Michael Lewis is a masterful story teller who has done a phenomenal job of portraying the essence of Wall Street and trading in his books Liars Poker and The Big Short. The movie, The Big Short is as close to the reality of trading, right down to the dialogues and dress codes, and life on Wall Street as I have ever seen. Kudos to the film director Adam McKay.
While these bestsellers and blockbusters capture the essence of significant episodes and personalities of Wall Street in recent times, they did not look enough into the more “mundane” aspects of trading careers.
I was an interest rates derivatives trader on Wall Street for close to 30 years. And I have a few observations to make about life as a trader with the hope that this can help others learn from the experience and prevent them from making crucial career mistakes.
So, with the disclaimer that the following opinions are just my opinions based on my experience and observations, and not based on any scientific or statistical study, take them for what they’re worth…just one trader’s two cents. And the he or his in this narrative is also meant to be inclusive of she or her.
The first stage of a trader’s life probably begins as a junior trader assigned to a “trading desk” which is usually a group of traders and analyst. Armed with an MBA and quantitative skills the young entrant is keen to show off or put his skills to work. It doesn’t take long for the newbie to discover that there’s so, so much he doesn’t know. He’s overwhelmed by the frenetic pace of activity and buzz of the trading floor. He’s in awe of the people, minds and machines.

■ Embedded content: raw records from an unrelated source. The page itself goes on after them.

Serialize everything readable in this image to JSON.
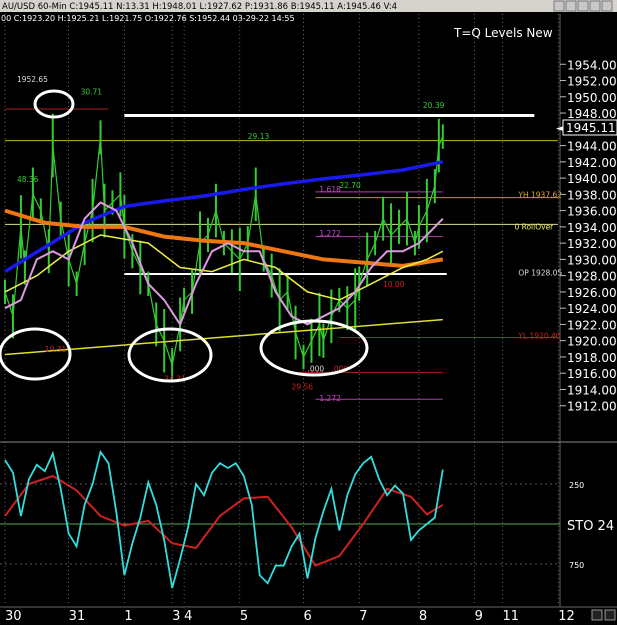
{
  "header": {
    "text": "AU/USD  60-Min  C:1945.11  N:13.31  H:1948.01  L:1927.62  P:1931.86  B:1945.11  A:1945.46  V:4",
    "sub": "00  C:1923.20  H:1925.21  L:1921.75  O:1922.76  S:1952.44  03-29-22  14:55"
  },
  "title": "T=Q Levels New",
  "colors": {
    "background": "#000000",
    "price": "#33cc33",
    "ma_blue": "#1a1aee",
    "ma_orange": "#ee7711",
    "ma_yellow_fast": "#eeee44",
    "ma_violet": "#dd99dd",
    "long_yellow": "#dddd33",
    "stoch_cyan": "#33dddd",
    "stoch_red": "#cc2222",
    "grid": "#aaaaaa",
    "circle": "#ffffff"
  },
  "chart_data": [
    {
      "type": "line",
      "title": "T=Q Levels New",
      "x_tick_labels": [
        "30",
        "31",
        "1",
        "3",
        "4",
        "5",
        "6",
        "7",
        "8",
        "9",
        "11",
        "12"
      ],
      "x_tick_index": [
        0,
        16,
        30,
        42,
        45,
        59,
        75,
        89,
        104,
        118,
        125,
        139
      ],
      "ylim": [
        1910,
        1956
      ],
      "y_ticks": [
        1912,
        1914,
        1916,
        1918,
        1920,
        1922,
        1924,
        1926,
        1928,
        1930,
        1932,
        1934,
        1936,
        1938,
        1940,
        1942,
        1944,
        1946,
        1948,
        1950,
        1952,
        1954
      ],
      "y_tick_labels": [
        "1912.00",
        "1914.00",
        "1916.00",
        "1918.00",
        "1920.00",
        "1922.00",
        "1924.00",
        "1926.00",
        "1928.00",
        "1930.00",
        "1932.00",
        "1934.00",
        "1936.00",
        "1938.00",
        "1940.00",
        "1942.00",
        "1944.00",
        "1946.00",
        "1948.00",
        "1950.00",
        "1952.00",
        "1954.00"
      ],
      "last_price_label": "1945.11",
      "last_price": 1945.11,
      "series": [
        {
          "kind": "price",
          "x": [
            0,
            2,
            4,
            5,
            7,
            9,
            11,
            12,
            14,
            16,
            18,
            20,
            22,
            24,
            25,
            27,
            29,
            30,
            32,
            34,
            36,
            38,
            40,
            42,
            44,
            45,
            47,
            49,
            51,
            53,
            55,
            57,
            59,
            61,
            63,
            65,
            67,
            69,
            71,
            73,
            75,
            77,
            79,
            80,
            82,
            84,
            86,
            88,
            89,
            91,
            93,
            95,
            97,
            99,
            101,
            103,
            104,
            106,
            108,
            109,
            110
          ],
          "values": [
            1926,
            1923,
            1934,
            1929,
            1938,
            1936,
            1931,
            1944,
            1935,
            1930,
            1927,
            1932,
            1936,
            1945,
            1936,
            1937,
            1938,
            1934,
            1931,
            1929,
            1927,
            1922,
            1920,
            1917,
            1922,
            1925,
            1926,
            1932,
            1933,
            1936,
            1932,
            1931,
            1930,
            1932,
            1938,
            1930,
            1928,
            1925,
            1926,
            1921,
            1918,
            1920,
            1922,
            1920,
            1923,
            1925,
            1924,
            1925,
            1927,
            1930,
            1932,
            1935,
            1933,
            1934,
            1935,
            1932,
            1934,
            1936,
            1939,
            1944,
            1945.11
          ]
        },
        {
          "kind": "ma",
          "name": "blue",
          "x": [
            0,
            10,
            20,
            30,
            40,
            50,
            60,
            70,
            80,
            90,
            100,
            110
          ],
          "values": [
            1928.5,
            1931.5,
            1934.5,
            1936.5,
            1937.2,
            1937.8,
            1938.6,
            1939.3,
            1939.9,
            1940.4,
            1941,
            1942
          ]
        },
        {
          "kind": "ma",
          "name": "orange",
          "x": [
            0,
            10,
            20,
            30,
            40,
            50,
            60,
            70,
            80,
            90,
            100,
            110
          ],
          "values": [
            1936,
            1934.5,
            1934,
            1934,
            1932.8,
            1932.3,
            1932,
            1931,
            1930,
            1929.6,
            1929.2,
            1930
          ]
        },
        {
          "kind": "ma",
          "name": "yellow-fast",
          "x": [
            0,
            8,
            16,
            24,
            30,
            36,
            44,
            52,
            60,
            68,
            76,
            84,
            92,
            100,
            106,
            110
          ],
          "values": [
            1926,
            1928,
            1931,
            1933,
            1932.5,
            1932,
            1929,
            1928.5,
            1930,
            1929,
            1926,
            1925,
            1927,
            1929,
            1930,
            1931
          ]
        },
        {
          "kind": "ma",
          "name": "violet",
          "x": [
            0,
            4,
            8,
            12,
            16,
            20,
            24,
            28,
            32,
            36,
            40,
            44,
            48,
            52,
            56,
            60,
            64,
            68,
            72,
            76,
            80,
            84,
            88,
            92,
            96,
            100,
            104,
            108,
            110
          ],
          "values": [
            1924,
            1925,
            1930,
            1931,
            1930,
            1935,
            1937,
            1936,
            1932,
            1927,
            1925,
            1922,
            1927,
            1931,
            1932,
            1931,
            1931,
            1926,
            1923,
            1922,
            1923,
            1924,
            1926,
            1929,
            1931,
            1931,
            1932,
            1934,
            1935
          ]
        },
        {
          "kind": "trend",
          "name": "long-yellow",
          "x": [
            0,
            110
          ],
          "values": [
            1918.3,
            1922.6
          ]
        }
      ],
      "horizontal_levels": [
        {
          "value": 1947.7,
          "x_from": 30,
          "x_to": 133,
          "color": "#ffffff",
          "width": 3
        },
        {
          "value": 1928.2,
          "x_from": 30,
          "x_to": 111,
          "color": "#ffffff",
          "width": 2
        },
        {
          "value": 1944.6,
          "x_from": 0,
          "x_to": 140,
          "color": "#bbbb22",
          "width": 1
        },
        {
          "value": 1934.3,
          "x_from": 0,
          "x_to": 140,
          "color": "#dddd88",
          "width": 1
        },
        {
          "value": 1937.6,
          "x_from": 78,
          "x_to": 140,
          "color": "#cc8844",
          "width": 1
        },
        {
          "value": 1920.4,
          "x_from": 84,
          "x_to": 140,
          "color": "#aa2222",
          "width": 1
        },
        {
          "value": 1916.1,
          "x_from": 74,
          "x_to": 110,
          "color": "#aa2222",
          "width": 1
        },
        {
          "value": 1948.5,
          "x_from": 0,
          "x_to": 26,
          "color": "#aa2222",
          "width": 1
        },
        {
          "value": 1938.3,
          "x_from": 78,
          "x_to": 110,
          "color": "#aa44aa",
          "width": 1
        },
        {
          "value": 1932.8,
          "x_from": 78,
          "x_to": 110,
          "color": "#aa44aa",
          "width": 1
        },
        {
          "value": 1912.8,
          "x_from": 78,
          "x_to": 110,
          "color": "#aa44aa",
          "width": 1
        }
      ],
      "annotations": [
        {
          "text": "1952.65",
          "x": 3,
          "y": 1951.8,
          "color": "#dddddd"
        },
        {
          "text": "30.71",
          "x": 19,
          "y": 1950.3,
          "color": "#33cc33"
        },
        {
          "text": "20.39",
          "x": 105,
          "y": 1948.6,
          "color": "#33cc33"
        },
        {
          "text": "29.13",
          "x": 61,
          "y": 1944.8,
          "color": "#33cc33"
        },
        {
          "text": "48.36",
          "x": 3,
          "y": 1939.5,
          "color": "#33cc33"
        },
        {
          "text": "22.70",
          "x": 84,
          "y": 1938.8,
          "color": "#33cc33"
        },
        {
          "text": "1.618",
          "x": 79,
          "y": 1938.3,
          "color": "#cc44cc"
        },
        {
          "text": "YH 1937.62",
          "x": 129,
          "y": 1937.6,
          "color": "#ddaa44"
        },
        {
          "text": "1.272",
          "x": 79,
          "y": 1932.9,
          "color": "#cc44cc"
        },
        {
          "text": "0 RollOver",
          "x": 128,
          "y": 1933.7,
          "color": "#eeee66"
        },
        {
          "text": "OP 1928.05",
          "x": 129,
          "y": 1928.0,
          "color": "#dddddd"
        },
        {
          "text": "10.00",
          "x": 95,
          "y": 1926.6,
          "color": "#cc2222"
        },
        {
          "text": "YL 1920.40",
          "x": 129,
          "y": 1920.3,
          "color": "#cc2222"
        },
        {
          "text": "19.31",
          "x": 10,
          "y": 1918.6,
          "color": "#cc2222"
        },
        {
          "text": ".000",
          "x": 76,
          "y": 1916.2,
          "color": "#dddddd"
        },
        {
          "text": ".000",
          "x": 82,
          "y": 1916.2,
          "color": "#cc2222"
        },
        {
          "text": "34.31",
          "x": 40,
          "y": 1915.0,
          "color": "#cc2222"
        },
        {
          "text": "29.56",
          "x": 72,
          "y": 1914.0,
          "color": "#cc2222"
        },
        {
          "text": "1.272",
          "x": 79,
          "y": 1912.6,
          "color": "#cc44cc"
        }
      ],
      "grid": true
    },
    {
      "type": "line",
      "title": "STO 24",
      "ylim": [
        0,
        1000
      ],
      "y_ticks": [
        250,
        500,
        750
      ],
      "y_tick_labels": [
        "250",
        "STO  24",
        "750"
      ],
      "series": [
        {
          "kind": "fast",
          "x": [
            0,
            2,
            4,
            6,
            8,
            10,
            12,
            14,
            16,
            18,
            20,
            22,
            24,
            26,
            28,
            30,
            32,
            34,
            36,
            38,
            40,
            42,
            44,
            46,
            48,
            50,
            52,
            54,
            56,
            58,
            60,
            62,
            64,
            66,
            68,
            70,
            72,
            74,
            76,
            78,
            80,
            82,
            84,
            86,
            88,
            90,
            92,
            94,
            96,
            98,
            100,
            102,
            104,
            106,
            108,
            110
          ],
          "values": [
            100,
            180,
            450,
            220,
            130,
            170,
            60,
            280,
            560,
            640,
            380,
            250,
            50,
            120,
            430,
            820,
            620,
            460,
            240,
            380,
            600,
            900,
            720,
            520,
            250,
            320,
            180,
            120,
            150,
            120,
            200,
            380,
            820,
            870,
            760,
            760,
            640,
            560,
            840,
            590,
            420,
            280,
            540,
            320,
            190,
            120,
            80,
            220,
            320,
            260,
            310,
            600,
            540,
            500,
            460,
            160
          ]
        },
        {
          "kind": "slow",
          "x": [
            0,
            6,
            12,
            18,
            24,
            30,
            36,
            42,
            48,
            54,
            60,
            66,
            72,
            78,
            84,
            90,
            96,
            102,
            106,
            110
          ],
          "values": [
            450,
            250,
            200,
            290,
            450,
            510,
            480,
            620,
            650,
            450,
            340,
            330,
            520,
            760,
            700,
            500,
            280,
            330,
            440,
            380
          ]
        }
      ]
    }
  ]
}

The newbie gets assigned to a more experienced trader and begins to learn the ropes. Starts to absorb information. And over time achieves proficiency in a certain trading instrument or market niche and learns risk management. At the same time he adopts a role model. Usually, an experienced and successful trader after whom the newbie wishes to model his own career.
A few years go by and the newbie is no longer a newbie. He’s gained experience, had success, gotten promotions and more responsibility. This is a phase of learning and growth and often on a sharp upward trajectory.
This is the stage of learning and a state of happiness.
As the trader becomes more seasoned and experienced he’s given a bigger book to manage. That is, more risk capital to play with and larger risk limits. He now engages in trading on a bigger scale. Successes bring gratification and larger bonus checks. Success breeds more success. Which in turn emboldens the trader to take on larger positions. Soon the trader gets to be known in the markets as the “whale”, “big swinging dick”, “whiz kid”, “rainmaker” and such. The trading floor, the bosses, the markets and sometimes even the media are in awe of this trader. It’s hard not to let all of this feed into the trader’s head. The ego swells up and the trader starts believing the hype that he is God’s gift to mankind and all of those awesome things. I’m invincible, he thinks. What can possibly go wrong?
This is a dangerous state of mind. Hubris has set in.
Inevitably, something does go wrong. A large trade goes sour and he loses a lot of money. Tries to recover those losses and instead loses more. Perhaps he doubles up and blows through his risk limits and piles on bigger losses. The hot hand has gone cold. Clarity of thought has been replaced by emotionally clouded thinking. He’s running angry and scared. Rarely, if ever, the right ingredients for success.
The “big swinging dick” gets his risk limits downsized and is put on a “watch”. Worse, he may get fired from his job. The ego gets crushed. Anger and depression set in. What’s to be done?
The trader needs to rebuild his confidence and get back in the seat.
This is the stage where the trader has to rebuild himself if he’s going to continue in the game. It’s a humbling time of serious introspection. Of honestly and truthfully understanding what caused his successes and the downfall. Was the ascension all due to the trader’s skills or were the earlier successes largely supported by other, extraneous factors? What factors and decisions caused the downfall? How and what would he want to do differently? And most importantly, what learning has he gained to help him move forward?
This stage of self-reflection is necessary to learn and grow but, unfortunately, most often it comes with hindsight.
The key takeaways from this narrative, which may also apply to other career tracks, is to be consciously aware of when and if hubris begins to set in. That is a dangerous state that can derail great careers.
Keep that ego in check. Stay humble. Reflect often on how much of our successes are related purely to our skills and abilities and how much are attributable to extraneous factors.
Moral of the story: having foresight to prevent a downfall is better than fixing a career with hindsight.
Written by Rajan Chopra